Data for review
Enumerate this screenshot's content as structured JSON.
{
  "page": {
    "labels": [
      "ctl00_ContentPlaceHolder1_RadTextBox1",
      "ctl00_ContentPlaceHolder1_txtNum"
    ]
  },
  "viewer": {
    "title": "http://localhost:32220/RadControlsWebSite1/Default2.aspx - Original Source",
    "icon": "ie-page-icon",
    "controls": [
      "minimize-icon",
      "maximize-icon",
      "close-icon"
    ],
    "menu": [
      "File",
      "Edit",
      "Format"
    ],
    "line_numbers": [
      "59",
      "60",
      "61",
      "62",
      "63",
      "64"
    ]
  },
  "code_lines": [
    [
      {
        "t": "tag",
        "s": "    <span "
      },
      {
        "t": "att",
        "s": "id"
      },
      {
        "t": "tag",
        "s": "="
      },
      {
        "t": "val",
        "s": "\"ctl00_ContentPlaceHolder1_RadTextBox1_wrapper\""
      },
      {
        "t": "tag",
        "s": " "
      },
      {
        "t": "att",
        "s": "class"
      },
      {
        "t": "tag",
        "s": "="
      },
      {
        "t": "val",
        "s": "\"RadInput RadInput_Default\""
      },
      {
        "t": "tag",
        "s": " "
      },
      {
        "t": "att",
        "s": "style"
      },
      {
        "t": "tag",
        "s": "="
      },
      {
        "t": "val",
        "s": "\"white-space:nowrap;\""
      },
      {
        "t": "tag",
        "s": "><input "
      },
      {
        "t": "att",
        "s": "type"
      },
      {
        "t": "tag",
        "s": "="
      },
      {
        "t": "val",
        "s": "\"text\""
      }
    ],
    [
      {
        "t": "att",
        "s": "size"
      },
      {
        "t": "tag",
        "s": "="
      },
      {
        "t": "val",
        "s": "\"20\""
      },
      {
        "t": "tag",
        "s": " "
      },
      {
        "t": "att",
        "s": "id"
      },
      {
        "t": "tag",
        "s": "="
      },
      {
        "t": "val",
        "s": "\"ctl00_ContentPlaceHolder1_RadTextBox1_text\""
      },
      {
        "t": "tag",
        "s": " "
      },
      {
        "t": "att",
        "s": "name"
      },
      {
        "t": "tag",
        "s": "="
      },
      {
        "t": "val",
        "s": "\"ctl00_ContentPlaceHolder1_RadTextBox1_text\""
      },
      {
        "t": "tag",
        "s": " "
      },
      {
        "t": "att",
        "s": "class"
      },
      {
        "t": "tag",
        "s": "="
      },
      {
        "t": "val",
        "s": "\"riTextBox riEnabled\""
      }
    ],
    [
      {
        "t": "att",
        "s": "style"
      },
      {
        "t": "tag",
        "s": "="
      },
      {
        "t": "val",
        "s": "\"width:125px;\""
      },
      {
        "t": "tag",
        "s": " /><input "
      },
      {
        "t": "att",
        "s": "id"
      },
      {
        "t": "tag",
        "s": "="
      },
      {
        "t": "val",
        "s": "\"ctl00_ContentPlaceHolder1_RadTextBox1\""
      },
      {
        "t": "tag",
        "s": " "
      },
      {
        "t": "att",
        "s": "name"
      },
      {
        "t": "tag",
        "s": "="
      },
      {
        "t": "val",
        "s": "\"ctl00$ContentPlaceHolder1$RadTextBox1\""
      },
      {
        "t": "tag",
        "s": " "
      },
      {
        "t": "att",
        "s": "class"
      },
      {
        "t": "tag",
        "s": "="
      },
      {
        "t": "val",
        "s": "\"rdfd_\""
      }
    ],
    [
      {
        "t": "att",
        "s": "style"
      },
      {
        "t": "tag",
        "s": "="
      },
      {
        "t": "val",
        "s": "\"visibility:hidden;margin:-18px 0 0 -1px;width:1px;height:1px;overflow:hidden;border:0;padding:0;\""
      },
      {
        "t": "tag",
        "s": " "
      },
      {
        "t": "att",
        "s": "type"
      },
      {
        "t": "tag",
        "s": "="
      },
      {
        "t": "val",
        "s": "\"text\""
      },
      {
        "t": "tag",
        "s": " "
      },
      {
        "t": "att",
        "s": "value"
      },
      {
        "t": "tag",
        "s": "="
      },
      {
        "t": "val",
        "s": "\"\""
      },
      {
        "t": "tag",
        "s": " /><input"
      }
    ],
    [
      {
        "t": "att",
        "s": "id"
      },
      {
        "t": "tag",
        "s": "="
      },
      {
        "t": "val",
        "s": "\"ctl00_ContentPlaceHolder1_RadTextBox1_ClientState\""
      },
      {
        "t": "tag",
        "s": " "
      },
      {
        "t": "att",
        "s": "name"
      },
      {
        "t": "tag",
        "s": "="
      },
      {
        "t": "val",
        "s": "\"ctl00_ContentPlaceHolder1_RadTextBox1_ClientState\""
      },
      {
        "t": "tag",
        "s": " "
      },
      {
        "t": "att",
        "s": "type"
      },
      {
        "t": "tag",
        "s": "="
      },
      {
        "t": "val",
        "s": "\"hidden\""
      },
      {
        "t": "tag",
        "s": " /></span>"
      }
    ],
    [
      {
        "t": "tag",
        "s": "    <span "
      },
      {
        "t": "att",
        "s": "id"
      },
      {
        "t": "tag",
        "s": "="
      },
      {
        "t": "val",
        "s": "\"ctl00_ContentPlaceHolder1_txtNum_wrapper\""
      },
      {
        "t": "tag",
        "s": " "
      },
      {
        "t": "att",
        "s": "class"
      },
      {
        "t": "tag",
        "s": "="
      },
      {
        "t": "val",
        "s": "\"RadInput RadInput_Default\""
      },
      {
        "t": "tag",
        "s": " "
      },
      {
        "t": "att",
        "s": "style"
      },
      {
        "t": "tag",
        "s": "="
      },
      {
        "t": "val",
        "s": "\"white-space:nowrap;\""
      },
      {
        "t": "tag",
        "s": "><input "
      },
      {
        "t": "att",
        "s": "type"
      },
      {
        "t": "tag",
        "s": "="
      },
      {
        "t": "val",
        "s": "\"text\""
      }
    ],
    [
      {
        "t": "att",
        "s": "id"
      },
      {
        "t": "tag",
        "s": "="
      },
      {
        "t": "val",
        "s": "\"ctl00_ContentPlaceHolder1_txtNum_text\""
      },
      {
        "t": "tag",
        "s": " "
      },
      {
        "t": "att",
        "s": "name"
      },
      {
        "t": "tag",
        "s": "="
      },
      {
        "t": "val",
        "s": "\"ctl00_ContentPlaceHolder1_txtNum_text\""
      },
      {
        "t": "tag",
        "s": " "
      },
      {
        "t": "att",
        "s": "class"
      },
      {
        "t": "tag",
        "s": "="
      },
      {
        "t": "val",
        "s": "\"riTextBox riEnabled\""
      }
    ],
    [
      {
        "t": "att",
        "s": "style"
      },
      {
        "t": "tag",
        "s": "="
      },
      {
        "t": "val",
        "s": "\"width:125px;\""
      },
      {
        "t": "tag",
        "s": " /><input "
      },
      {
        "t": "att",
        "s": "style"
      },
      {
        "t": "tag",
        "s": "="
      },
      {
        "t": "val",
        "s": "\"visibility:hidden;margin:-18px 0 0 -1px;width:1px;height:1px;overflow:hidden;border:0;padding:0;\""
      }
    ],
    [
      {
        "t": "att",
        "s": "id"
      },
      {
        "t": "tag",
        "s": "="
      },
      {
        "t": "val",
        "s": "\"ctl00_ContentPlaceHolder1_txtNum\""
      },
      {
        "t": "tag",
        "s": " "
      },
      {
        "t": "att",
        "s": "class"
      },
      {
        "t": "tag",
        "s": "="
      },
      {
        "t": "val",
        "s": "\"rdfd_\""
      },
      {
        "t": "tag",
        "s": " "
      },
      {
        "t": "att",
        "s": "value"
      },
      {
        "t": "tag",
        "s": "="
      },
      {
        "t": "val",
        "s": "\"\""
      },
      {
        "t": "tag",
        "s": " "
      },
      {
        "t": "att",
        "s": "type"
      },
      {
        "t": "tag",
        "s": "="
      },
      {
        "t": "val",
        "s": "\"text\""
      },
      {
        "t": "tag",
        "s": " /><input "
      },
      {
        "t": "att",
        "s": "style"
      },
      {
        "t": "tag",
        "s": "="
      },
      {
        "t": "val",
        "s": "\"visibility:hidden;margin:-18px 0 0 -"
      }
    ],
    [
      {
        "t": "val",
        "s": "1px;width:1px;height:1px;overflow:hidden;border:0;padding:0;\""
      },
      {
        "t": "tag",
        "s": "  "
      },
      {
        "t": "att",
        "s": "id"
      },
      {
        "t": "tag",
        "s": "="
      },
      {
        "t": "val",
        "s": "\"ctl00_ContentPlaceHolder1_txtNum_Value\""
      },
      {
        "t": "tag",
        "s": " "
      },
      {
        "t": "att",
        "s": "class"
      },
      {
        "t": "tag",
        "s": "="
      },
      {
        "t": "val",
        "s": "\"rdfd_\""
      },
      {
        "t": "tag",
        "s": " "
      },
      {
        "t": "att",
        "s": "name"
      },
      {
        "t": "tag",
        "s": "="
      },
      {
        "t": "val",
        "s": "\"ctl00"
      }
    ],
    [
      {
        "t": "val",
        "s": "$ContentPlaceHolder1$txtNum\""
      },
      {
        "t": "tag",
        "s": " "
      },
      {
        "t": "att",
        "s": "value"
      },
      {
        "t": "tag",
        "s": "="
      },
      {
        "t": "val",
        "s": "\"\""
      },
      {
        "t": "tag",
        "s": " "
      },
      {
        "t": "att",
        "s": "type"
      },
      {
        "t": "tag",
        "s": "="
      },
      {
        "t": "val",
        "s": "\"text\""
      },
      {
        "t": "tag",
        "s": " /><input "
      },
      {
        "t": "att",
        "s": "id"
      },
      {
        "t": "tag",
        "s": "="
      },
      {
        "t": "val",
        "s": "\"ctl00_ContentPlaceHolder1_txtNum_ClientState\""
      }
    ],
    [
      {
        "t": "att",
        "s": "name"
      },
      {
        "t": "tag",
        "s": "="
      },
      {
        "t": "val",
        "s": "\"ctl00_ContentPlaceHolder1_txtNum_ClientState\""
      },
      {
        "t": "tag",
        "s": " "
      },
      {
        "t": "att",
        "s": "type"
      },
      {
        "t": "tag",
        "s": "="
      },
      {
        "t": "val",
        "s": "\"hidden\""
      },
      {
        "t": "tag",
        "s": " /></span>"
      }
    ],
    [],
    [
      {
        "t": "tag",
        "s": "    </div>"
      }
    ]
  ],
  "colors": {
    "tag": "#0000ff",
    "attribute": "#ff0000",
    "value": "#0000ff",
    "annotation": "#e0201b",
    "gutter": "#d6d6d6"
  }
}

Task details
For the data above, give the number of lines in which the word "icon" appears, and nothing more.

Written answer
4